In studying the origins of Southern culture and identity we have traced the majority of English colonists in Carolina back to Barbados and the Caribbean. Professor Jack Greene of John Hopkins University wrote in a 1987 article entitled ‘Colonial South Carolina and the Caribbean Connection’ (which has recently been republished in South Carolina and Barbados Connections: Selections from the South Carolina Historical Magazine) that ‘South Carolina had begun in the late seventeenth century as an offshoot of the prolific Barbadian cultural hearth.’ We have seen how the plantation culture came to Barbados and the Lesser Antilles from northern Brazil. We’ve traced it back beyond Brazil to the Iberian sugar colonies in the Gulf of Guinea, the Canary Islands and Madeira.

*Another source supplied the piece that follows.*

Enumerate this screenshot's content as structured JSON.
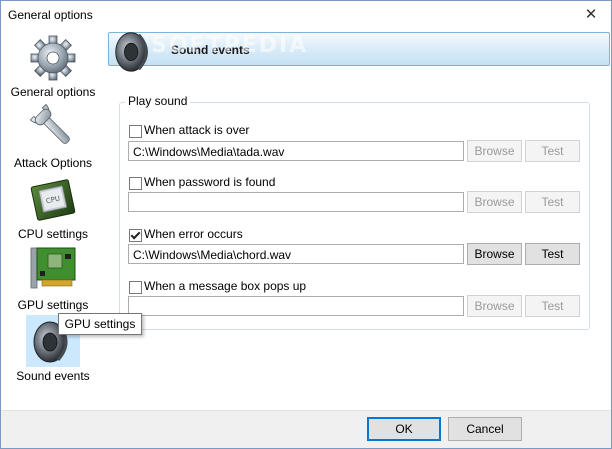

One thing which has become apparent from the narrative we have put together in studying this subject is that an extensive and productive trans-national civilisation grew from the plantation societies built by the Spanish, Portuguese, Dutch, French and English colonial powers in a geographic area extending from Brazil (where its symbolism endures to this day) to Delaware, and east and west across the northern Gulf of Mexico from Carolina to eastern Texas. In understanding the trans-national nature of this ‘Golden Circle‘ (a name applied to it by Southerners in the early and mid-nineteenth century) it is important to note that people of all social classes were able to transition with relative ease from one plantation society in the region to another. There were some differences in culture and geography as well as the intensity with which the Barbadian model was applied, but there were also many similarities and a common social order. Trade within the region was robust, as was the migration of people. This civilisation, in a short time, spread across a vast geographic area, produced far more wealth than was being produced in European cities at that time, and ultimately provided the economic foundations upon which were built the Industrial Revolution.
Greene writes about the vitality and trans-national nature of this civilisation on page 51 of South Carolina and Barbados Connections:
As soon as [South Carolina] backcountry planters could secure the capital to buy slaves, they did so, and the successful introduction of cotton culture into the area in the 1780s and 1790s greatly accelerated the process. In a very real sense, the spread of cotton and slavery across the Lower South over the next half century testified to the continuing viability and adaptability of the Barbadian social model.
That model had not, in any case, ever been confined by national boundaries. Already by the late seventeenth century, it was being successfully adapted by the French in the small islands of Guadeloupe and Martinique. During the following century, it would be established again by the French, in the island colony of St. Domingue [present day Haiti]. In the nineteenth century, it was extended to the Spanish islands of Cuba and Puerto Rico. In the 1790s, the continuing affinity of lowcountry South Carolina with the West Indies was pointedly underlined by the ease with which the many refugees from the St. Domingue revolt, the only genuine social revolution to take place during the so-called era of democratic revolutions, were first welcomed by and then settled happily into lowcountry society.